This week’s reading and podcast focused on the negative sides of fandom and what can go wrong in very different situations.

In Consumer Tribes, Steven Brown documents the darker side of Harry Potter Fandom and the situational times where the Fandom has dictated the direction of the Harry Potter book and film enterprises. It’s interesting that a fan text that is so well known has such a rabid fanbase and the degree of violence is variant, yet present.

The author mentioned that marketing was not a focus in the beginning of the launch and that simple word of mount had the book’s popularity spread across the world fairly quickly. It is interesting that there was little to no marketing, considering the amount of marketing that has been pushed via Warner Brothers for the film enterprise. But with book deals and film rights, some things do need to adjust over time.

In the Harry Poterism the fandom has created countless fan fiction, parodies of languages, and fansites where the iTribes have taken over and at times have spread the word faster than a marketing agency could do. I especially like the AOL mystery of the chat room showing up in the early 2000s that may have made it a national epidemic due to FOMO primarily.

Even J.K. Rowling isn’t a fan of the widespread fandom and had troubles continuing the story after the widespread popularity and at times rabid demand from the Fandom itself. The expectations that fans have for the creators is a bit absurd, yet flattering if you look at it in several angles. It’s an amazing thing, the power that fans have over the success/failures of a particular fan object/ fan text.

In Radio Lab’s Straight Outta Chevy Chase, the hosts interview Peter Rosenberg of Hot 97, who defends his stance on ‘gate-keeping’ the rap/hip-hop fandom.

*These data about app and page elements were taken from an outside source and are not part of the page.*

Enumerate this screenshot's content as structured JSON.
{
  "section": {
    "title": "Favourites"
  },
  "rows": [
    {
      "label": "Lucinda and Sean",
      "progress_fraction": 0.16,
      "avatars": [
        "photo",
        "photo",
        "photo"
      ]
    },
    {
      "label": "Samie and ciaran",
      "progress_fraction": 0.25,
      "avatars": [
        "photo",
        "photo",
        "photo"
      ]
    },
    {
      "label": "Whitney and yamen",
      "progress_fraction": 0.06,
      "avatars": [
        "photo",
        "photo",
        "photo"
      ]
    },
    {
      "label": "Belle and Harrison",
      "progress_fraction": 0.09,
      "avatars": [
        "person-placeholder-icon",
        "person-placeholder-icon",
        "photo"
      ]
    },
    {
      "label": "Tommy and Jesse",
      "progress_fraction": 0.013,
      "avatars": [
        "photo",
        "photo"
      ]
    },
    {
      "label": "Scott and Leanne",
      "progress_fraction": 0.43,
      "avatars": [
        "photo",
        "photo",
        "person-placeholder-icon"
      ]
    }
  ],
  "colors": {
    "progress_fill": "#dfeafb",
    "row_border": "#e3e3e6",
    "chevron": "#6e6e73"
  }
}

The argument here is that culturally and racially, hip hop has been predominantly a black art form and a white man from the suburbs doesn’t have the credentials to determine what is and what is not ‘hip hop’.

Stigmas play a huge role here, where gender and race are apparently determining factors in Rosenberg’s comments about Nicki Minaj, who he live $hit talks (streaming and on stage) during a festival. This was at a time when ‘Starships’ was blowing up and he basically said she wasn’t real hip hop/rap. Nicki immediately cancels the show and the Twitter storm that followed made his career the ‘defender of the realness’.

Nicki created a deal that involved several artists and over the span of a few months, Rosenberg created outsider status in the fan community of rap/hip-hop by putting her down. The play of race and gender argument was incredibly insulting and revealing of another debate that was not being discussed. Real hip-hop is more masculine and aggressive, where pop is more feminine.

A year into the feud, Nicki Minaj decides to settle with Rosenberg, who apologizes yet Nicki pokes at Rosenberg’s resume and tells him that she finds him annoying and doesn’t believe he has the credentials to dis her the way she had and to determine what is true hip hop and that men have created blocks for her in her career and didn’t like the overall feel of the comments made by Rosenberg and that it just felt wrong.

An alternative argument that has some merit, yet very difficult to measure is having experience that qualifies the gatekeeper is in the heart and not necessarily the background/race/experience of the person. I think this is very true in our own expressions, but unsure how this could be produced in the world where feelings are hurt often. It is very true, however in our own ways of interpreting our worlds around us.